[Data records for software interfaces]
+++
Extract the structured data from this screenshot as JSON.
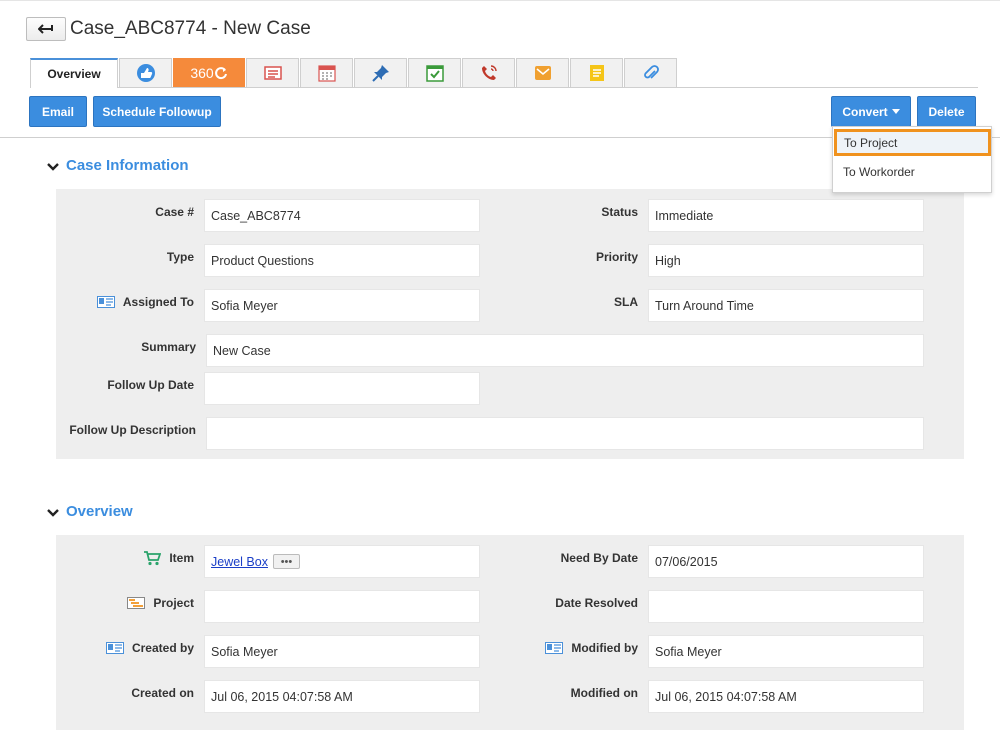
{
  "header": {
    "title": "Case_ABC8774 - New Case"
  },
  "tabs": {
    "overview": "Overview",
    "t360": "360",
    "icons": [
      "like-icon",
      "360-icon",
      "list-icon",
      "calendar-icon",
      "pin-icon",
      "task-icon",
      "call-icon",
      "mail-icon",
      "note-icon",
      "attachment-icon"
    ]
  },
  "actions": {
    "email": "Email",
    "schedule_followup": "Schedule Followup",
    "convert": "Convert",
    "delete": "Delete"
  },
  "convert_menu": {
    "items": [
      "To Project",
      "To Workorder"
    ]
  },
  "case_info": {
    "title": "Case Information",
    "labels": {
      "case_no": "Case #",
      "status": "Status",
      "type": "Type",
      "priority": "Priority",
      "assigned_to": "Assigned To",
      "sla": "SLA",
      "summary": "Summary",
      "follow_up_date": "Follow Up Date",
      "follow_up_description": "Follow Up Description"
    },
    "values": {
      "case_no": "Case_ABC8774",
      "status": "Immediate",
      "type": "Product Questions",
      "priority": "High",
      "assigned_to": "Sofia Meyer",
      "sla": "Turn Around Time",
      "summary": "New Case",
      "follow_up_date": "",
      "follow_up_description": ""
    }
  },
  "overview": {
    "title": "Overview",
    "labels": {
      "item": "Item",
      "need_by_date": "Need By Date",
      "project": "Project",
      "date_resolved": "Date Resolved",
      "created_by": "Created by",
      "modified_by": "Modified by",
      "created_on": "Created on",
      "modified_on": "Modified on"
    },
    "values": {
      "item": "Jewel Box",
      "item_more": "•••",
      "need_by_date": "07/06/2015",
      "project": "",
      "date_resolved": "",
      "created_by": "Sofia Meyer",
      "modified_by": "Sofia Meyer",
      "created_on": "Jul 06, 2015 04:07:58 AM",
      "modified_on": "Jul 06, 2015 04:07:58 AM"
    }
  },
  "colors": {
    "accent": "#3b8ddf",
    "tab360": "#f58a3b",
    "highlight": "#f0921e",
    "panel": "#eeeeee"
  }
}
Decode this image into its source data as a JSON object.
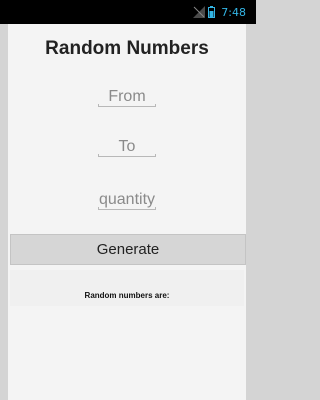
{
  "status_bar": {
    "time": "7:48",
    "accent_color": "#33b5e5",
    "icons": [
      "signal-icon",
      "battery-icon"
    ]
  },
  "app": {
    "title": "Random Numbers"
  },
  "form": {
    "from_placeholder": "From",
    "from_value": "",
    "to_placeholder": "To",
    "to_value": "",
    "quantity_placeholder": "quantity",
    "quantity_value": ""
  },
  "actions": {
    "generate_label": "Generate"
  },
  "result": {
    "label": "Random numbers are:",
    "numbers": ""
  }
}
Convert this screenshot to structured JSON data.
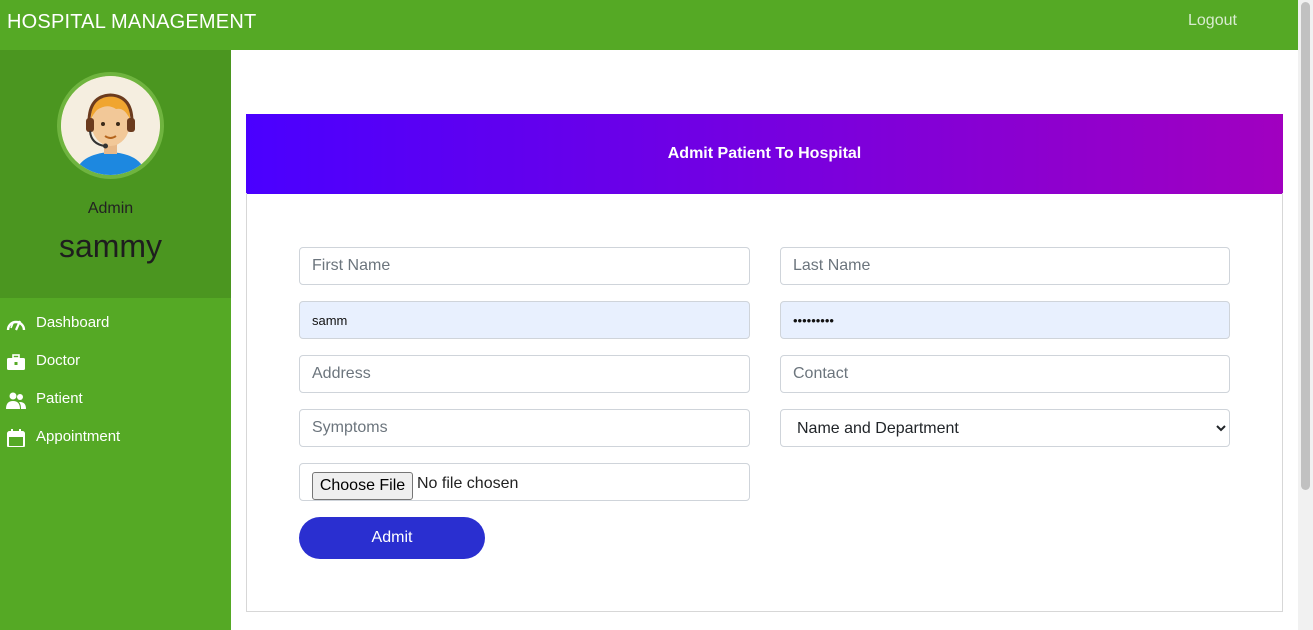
{
  "header": {
    "brand": "HOSPITAL MANAGEMENT",
    "logout_label": "Logout"
  },
  "sidebar": {
    "role": "Admin",
    "username": "sammy",
    "items": [
      {
        "label": "Dashboard",
        "icon": "speedometer-icon"
      },
      {
        "label": "Doctor",
        "icon": "briefcase-icon"
      },
      {
        "label": "Patient",
        "icon": "users-icon"
      },
      {
        "label": "Appointment",
        "icon": "calendar-icon"
      }
    ]
  },
  "form": {
    "title": "Admit Patient To Hospital",
    "first_name_placeholder": "First Name",
    "last_name_placeholder": "Last Name",
    "username_value": "samm",
    "password_value": "•••••••••",
    "address_placeholder": "Address",
    "contact_placeholder": "Contact",
    "symptoms_placeholder": "Symptoms",
    "doctor_select_value": "Name and Department",
    "file_button_label": "Choose File",
    "file_status": "No file chosen",
    "submit_label": "Admit"
  },
  "colors": {
    "accent_green": "#55a925",
    "profile_green": "#4b9620",
    "button_blue": "#2a2fd0"
  }
}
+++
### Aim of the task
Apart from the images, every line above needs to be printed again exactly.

### Task output
Extract the structured data from this screenshot as JSON.
{
  "header": {
    "title": "Case_ABC8774 - New Case"
  },
  "tabs": {
    "overview": "Overview",
    "t360": "360",
    "icons": [
      "like-icon",
      "360-icon",
      "list-icon",
      "calendar-icon",
      "pin-icon",
      "task-icon",
      "call-icon",
      "mail-icon",
      "note-icon",
      "attachment-icon"
    ]
  },
  "actions": {
    "email": "Email",
    "schedule_followup": "Schedule Followup",
    "convert": "Convert",
    "delete": "Delete"
  },
  "convert_menu": {
    "items": [
      "To Project",
      "To Workorder"
    ]
  },
  "case_info": {
    "title": "Case Information",
    "labels": {
      "case_no": "Case #",
      "status": "Status",
      "type": "Type",
      "priority": "Priority",
      "assigned_to": "Assigned To",
      "sla": "SLA",
      "summary": "Summary",
      "follow_up_date": "Follow Up Date",
      "follow_up_description": "Follow Up Description"
    },
    "values": {
      "case_no": "Case_ABC8774",
      "status": "Immediate",
      "type": "Product Questions",
      "priority": "High",
      "assigned_to": "Sofia Meyer",
      "sla": "Turn Around Time",
      "summary": "New Case",
      "follow_up_date": "",
      "follow_up_description": ""
    }
  },
  "overview": {
    "title": "Overview",
    "labels": {
      "item": "Item",
      "need_by_date": "Need By Date",
      "project": "Project",
      "date_resolved": "Date Resolved",
      "created_by": "Created by",
      "modified_by": "Modified by",
      "created_on": "Created on",
      "modified_on": "Modified on"
    },
    "values": {
      "item": "Jewel Box",
      "item_more": "•••",
      "need_by_date": "07/06/2015",
      "project": "",
      "date_resolved": "",
      "created_by": "Sofia Meyer",
      "modified_by": "Sofia Meyer",
      "created_on": "Jul 06, 2015 04:07:58 AM",
      "modified_on": "Jul 06, 2015 04:07:58 AM"
    }
  },
  "colors": {
    "accent": "#3b8ddf",
    "tab360": "#f58a3b",
    "highlight": "#f0921e",
    "panel": "#eeeeee"
  }
}
Decode this image into its source data as a JSON object.
{
  "status_bar": {
    "time": "7:48",
    "accent_color": "#33b5e5",
    "icons": [
      "signal-icon",
      "battery-icon"
    ]
  },
  "app": {
    "title": "Random Numbers"
  },
  "form": {
    "from_placeholder": "From",
    "from_value": "",
    "to_placeholder": "To",
    "to_value": "",
    "quantity_placeholder": "quantity",
    "quantity_value": ""
  },
  "actions": {
    "generate_label": "Generate"
  },
  "result": {
    "label": "Random numbers are:",
    "numbers": ""
  }
}
Convert this screenshot to structured JSON data.
{
  "header": {
    "brand": "HOSPITAL MANAGEMENT",
    "logout_label": "Logout"
  },
  "sidebar": {
    "role": "Admin",
    "username": "sammy",
    "items": [
      {
        "label": "Dashboard",
        "icon": "speedometer-icon"
      },
      {
        "label": "Doctor",
        "icon": "briefcase-icon"
      },
      {
        "label": "Patient",
        "icon": "users-icon"
      },
      {
        "label": "Appointment",
        "icon": "calendar-icon"
      }
    ]
  },
  "form": {
    "title": "Admit Patient To Hospital",
    "first_name_placeholder": "First Name",
    "last_name_placeholder": "Last Name",
    "username_value": "samm",
    "password_value": "•••••••••",
    "address_placeholder": "Address",
    "contact_placeholder": "Contact",
    "symptoms_placeholder": "Symptoms",
    "doctor_select_value": "Name and Department",
    "file_button_label": "Choose File",
    "file_status": "No file chosen",
    "submit_label": "Admit"
  },
  "colors": {
    "accent_green": "#55a925",
    "profile_green": "#4b9620",
    "button_blue": "#2a2fd0"
  }
}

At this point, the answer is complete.